Finally Episode 2! As I mentioned in previous posts, I’ve been working on a puja table for a friend of mine. I have not filmed much of the process since I’ve already been working on it for a while and while he’s been very patient, I do want to get it to him as soon as possible. The legs are joined to the top of the table with sliding dovetails that are 12 1/2″ long and visible from both sides. I did find there was some interest when I posted a picture online of the first sliding dovetail, so I decided to capture some video of the second one. I did run into some technical difficulties with the filming, so as I explain in the video, I apologize for any quality and issues with the content being a bit disjointed. But I do hope that folks will still find some value to the content. I don’t claim to use the most orthodox method here, but it worked for me, and as I’ve seen with much woodworking content, there is more than one way to get a task done.
2 thoughts on “The Dove’s Long “Tale” | Lessons Learned About Sliding Dovetails”
In longer sliding dovetails like this sometimes the tapered sliding dovetail is used. This allows the joint to comes together easily and only gets tight in the last inch or so. This however isn’t generally used when the tail is exposed on both sides. So in this case, consider tapering in towards the middle. This way both edges are tight and you won’t get excess friction from the middle 10 inches or so while hammering together.
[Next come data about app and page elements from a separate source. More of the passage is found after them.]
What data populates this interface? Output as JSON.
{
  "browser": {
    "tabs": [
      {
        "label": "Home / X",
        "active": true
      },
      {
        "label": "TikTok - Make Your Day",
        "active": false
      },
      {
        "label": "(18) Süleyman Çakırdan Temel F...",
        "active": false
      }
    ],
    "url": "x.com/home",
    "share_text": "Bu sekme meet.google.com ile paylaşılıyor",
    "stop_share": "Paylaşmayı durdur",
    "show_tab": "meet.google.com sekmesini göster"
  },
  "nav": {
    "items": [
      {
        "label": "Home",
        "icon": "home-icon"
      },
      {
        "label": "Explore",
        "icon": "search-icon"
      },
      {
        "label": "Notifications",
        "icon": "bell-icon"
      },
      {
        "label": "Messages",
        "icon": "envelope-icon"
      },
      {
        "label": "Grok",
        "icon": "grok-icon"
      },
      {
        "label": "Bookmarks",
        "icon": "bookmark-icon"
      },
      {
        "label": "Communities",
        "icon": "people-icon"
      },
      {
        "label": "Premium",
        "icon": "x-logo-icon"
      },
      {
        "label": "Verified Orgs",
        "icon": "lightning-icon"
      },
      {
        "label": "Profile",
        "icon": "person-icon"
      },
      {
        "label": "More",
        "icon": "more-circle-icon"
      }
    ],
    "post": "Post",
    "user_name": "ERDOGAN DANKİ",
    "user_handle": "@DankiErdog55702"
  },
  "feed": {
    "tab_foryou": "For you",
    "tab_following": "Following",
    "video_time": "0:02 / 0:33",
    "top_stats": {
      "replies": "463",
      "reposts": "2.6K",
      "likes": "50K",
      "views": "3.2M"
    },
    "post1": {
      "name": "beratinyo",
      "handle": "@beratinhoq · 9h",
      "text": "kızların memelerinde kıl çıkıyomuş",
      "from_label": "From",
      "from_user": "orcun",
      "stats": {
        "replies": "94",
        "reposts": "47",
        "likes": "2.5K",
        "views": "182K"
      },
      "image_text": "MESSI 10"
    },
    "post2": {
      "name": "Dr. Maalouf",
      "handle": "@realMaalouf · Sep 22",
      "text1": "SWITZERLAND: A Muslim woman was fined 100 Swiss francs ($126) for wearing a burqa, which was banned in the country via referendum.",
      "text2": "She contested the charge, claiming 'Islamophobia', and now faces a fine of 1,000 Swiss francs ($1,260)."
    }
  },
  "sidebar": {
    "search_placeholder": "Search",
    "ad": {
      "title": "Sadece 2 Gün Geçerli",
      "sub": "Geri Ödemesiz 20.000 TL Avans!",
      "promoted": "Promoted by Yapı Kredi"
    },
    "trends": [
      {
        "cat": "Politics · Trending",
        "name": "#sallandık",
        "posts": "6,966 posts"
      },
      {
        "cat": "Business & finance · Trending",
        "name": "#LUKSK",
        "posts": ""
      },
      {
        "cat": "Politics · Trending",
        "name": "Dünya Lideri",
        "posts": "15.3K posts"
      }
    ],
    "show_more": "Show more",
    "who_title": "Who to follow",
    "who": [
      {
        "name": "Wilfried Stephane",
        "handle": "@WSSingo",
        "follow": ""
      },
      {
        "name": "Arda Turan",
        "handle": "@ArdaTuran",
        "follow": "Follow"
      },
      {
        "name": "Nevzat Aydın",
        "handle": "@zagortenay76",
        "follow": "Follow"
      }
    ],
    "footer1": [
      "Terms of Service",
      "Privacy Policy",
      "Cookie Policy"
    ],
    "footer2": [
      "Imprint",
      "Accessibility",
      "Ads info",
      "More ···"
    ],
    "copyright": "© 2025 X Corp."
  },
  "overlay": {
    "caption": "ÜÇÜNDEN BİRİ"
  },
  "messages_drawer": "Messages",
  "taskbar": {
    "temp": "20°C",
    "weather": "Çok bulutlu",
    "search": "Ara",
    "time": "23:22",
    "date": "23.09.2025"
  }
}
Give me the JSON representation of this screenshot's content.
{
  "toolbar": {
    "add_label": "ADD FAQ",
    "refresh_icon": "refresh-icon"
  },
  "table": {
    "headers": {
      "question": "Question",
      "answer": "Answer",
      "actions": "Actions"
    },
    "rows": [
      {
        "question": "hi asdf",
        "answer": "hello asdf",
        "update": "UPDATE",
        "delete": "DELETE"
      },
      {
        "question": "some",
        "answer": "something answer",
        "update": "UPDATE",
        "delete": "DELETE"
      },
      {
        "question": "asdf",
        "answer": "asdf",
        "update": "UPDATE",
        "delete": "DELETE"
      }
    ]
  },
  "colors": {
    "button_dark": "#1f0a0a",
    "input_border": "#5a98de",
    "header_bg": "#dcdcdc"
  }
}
Thanks Shannon! After doing this video and reading your comment, I did more research into the tapered sliding dovetail. While I removed some material from the middle I think there will still points of contact in the middle that caused friction. The methods I saw will make life easier next time. Thanks again.